Search the material below for the string "name" and list each line that holds it.
[Start of Attachment]
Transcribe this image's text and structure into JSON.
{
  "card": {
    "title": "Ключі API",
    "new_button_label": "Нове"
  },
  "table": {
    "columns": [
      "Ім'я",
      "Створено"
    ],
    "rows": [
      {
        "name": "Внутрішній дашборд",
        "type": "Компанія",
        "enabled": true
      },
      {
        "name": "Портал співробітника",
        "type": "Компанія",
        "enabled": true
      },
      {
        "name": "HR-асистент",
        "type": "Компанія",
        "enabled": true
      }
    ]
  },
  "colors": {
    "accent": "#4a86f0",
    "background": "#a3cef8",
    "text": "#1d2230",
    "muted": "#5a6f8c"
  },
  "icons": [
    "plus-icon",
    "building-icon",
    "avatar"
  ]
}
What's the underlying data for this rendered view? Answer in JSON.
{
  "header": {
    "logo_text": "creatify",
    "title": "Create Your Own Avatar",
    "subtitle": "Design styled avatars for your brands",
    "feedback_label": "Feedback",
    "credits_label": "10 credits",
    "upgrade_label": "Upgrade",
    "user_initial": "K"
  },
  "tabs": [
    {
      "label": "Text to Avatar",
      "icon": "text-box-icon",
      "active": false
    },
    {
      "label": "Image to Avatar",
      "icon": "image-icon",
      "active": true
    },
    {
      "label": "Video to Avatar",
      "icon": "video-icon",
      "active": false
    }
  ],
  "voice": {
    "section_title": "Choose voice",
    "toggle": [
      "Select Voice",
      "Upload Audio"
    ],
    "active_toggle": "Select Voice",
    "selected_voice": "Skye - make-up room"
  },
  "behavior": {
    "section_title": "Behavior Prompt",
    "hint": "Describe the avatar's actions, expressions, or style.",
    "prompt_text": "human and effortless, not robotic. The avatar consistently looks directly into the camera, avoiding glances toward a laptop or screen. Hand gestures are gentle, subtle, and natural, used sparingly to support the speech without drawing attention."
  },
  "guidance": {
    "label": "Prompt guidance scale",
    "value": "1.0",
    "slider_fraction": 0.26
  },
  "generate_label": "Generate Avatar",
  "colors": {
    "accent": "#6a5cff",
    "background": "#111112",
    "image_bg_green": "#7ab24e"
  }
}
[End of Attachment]
Task solution:
        "name": "Внутрішній дашборд",
        "name": "Портал співробітника",
        "name": "HR-асистент",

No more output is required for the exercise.